(Extracted data entries)
━━━

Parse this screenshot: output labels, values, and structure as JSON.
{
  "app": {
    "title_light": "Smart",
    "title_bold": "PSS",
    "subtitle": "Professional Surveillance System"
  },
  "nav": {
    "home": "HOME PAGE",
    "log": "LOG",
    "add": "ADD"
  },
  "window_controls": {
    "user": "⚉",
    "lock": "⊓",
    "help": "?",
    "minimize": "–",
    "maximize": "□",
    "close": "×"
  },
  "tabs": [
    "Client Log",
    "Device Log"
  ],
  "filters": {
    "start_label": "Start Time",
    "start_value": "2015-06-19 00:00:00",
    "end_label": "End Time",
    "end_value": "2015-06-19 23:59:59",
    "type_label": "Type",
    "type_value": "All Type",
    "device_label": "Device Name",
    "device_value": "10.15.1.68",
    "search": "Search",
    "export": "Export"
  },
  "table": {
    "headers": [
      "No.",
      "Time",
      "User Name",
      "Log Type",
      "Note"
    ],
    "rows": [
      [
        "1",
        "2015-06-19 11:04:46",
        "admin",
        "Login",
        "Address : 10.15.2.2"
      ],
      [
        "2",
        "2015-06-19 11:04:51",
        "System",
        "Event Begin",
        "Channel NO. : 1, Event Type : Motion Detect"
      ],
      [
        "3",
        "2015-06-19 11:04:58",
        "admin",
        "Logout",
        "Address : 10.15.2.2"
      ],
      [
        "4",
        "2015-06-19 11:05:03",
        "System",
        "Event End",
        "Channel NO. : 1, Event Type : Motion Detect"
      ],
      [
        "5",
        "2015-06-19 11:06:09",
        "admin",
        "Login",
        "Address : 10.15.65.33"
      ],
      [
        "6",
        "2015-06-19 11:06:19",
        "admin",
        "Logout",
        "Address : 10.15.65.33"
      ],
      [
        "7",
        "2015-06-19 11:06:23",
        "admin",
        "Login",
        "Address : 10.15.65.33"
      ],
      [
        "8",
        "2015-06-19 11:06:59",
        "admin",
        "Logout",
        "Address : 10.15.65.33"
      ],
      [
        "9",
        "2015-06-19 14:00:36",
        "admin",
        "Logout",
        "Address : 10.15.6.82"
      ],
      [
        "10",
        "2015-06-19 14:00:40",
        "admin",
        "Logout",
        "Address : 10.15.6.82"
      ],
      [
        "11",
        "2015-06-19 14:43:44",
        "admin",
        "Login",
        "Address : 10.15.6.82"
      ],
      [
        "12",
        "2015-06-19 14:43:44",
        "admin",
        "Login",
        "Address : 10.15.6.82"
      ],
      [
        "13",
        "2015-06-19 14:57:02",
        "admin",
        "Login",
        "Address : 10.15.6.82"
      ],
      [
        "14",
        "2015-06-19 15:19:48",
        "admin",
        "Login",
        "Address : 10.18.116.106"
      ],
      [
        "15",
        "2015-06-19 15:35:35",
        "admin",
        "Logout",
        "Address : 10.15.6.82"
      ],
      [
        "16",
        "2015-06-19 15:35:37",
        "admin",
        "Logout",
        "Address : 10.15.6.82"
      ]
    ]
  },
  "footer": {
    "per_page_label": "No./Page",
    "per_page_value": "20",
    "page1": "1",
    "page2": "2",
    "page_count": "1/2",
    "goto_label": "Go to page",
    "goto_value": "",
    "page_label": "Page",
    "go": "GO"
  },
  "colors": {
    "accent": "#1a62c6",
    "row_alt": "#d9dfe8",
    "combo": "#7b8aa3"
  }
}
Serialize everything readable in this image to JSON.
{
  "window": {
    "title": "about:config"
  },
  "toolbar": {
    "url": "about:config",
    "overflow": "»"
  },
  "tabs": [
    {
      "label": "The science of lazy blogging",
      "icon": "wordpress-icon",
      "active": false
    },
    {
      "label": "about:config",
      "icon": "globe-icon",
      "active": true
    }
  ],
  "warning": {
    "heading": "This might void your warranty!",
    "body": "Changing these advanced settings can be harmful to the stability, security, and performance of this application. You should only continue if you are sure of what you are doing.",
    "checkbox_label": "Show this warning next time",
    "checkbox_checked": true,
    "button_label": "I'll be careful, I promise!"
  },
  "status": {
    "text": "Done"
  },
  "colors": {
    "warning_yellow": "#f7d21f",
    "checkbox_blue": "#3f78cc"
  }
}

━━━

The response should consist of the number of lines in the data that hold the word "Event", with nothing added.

> TASK SOLUTION
4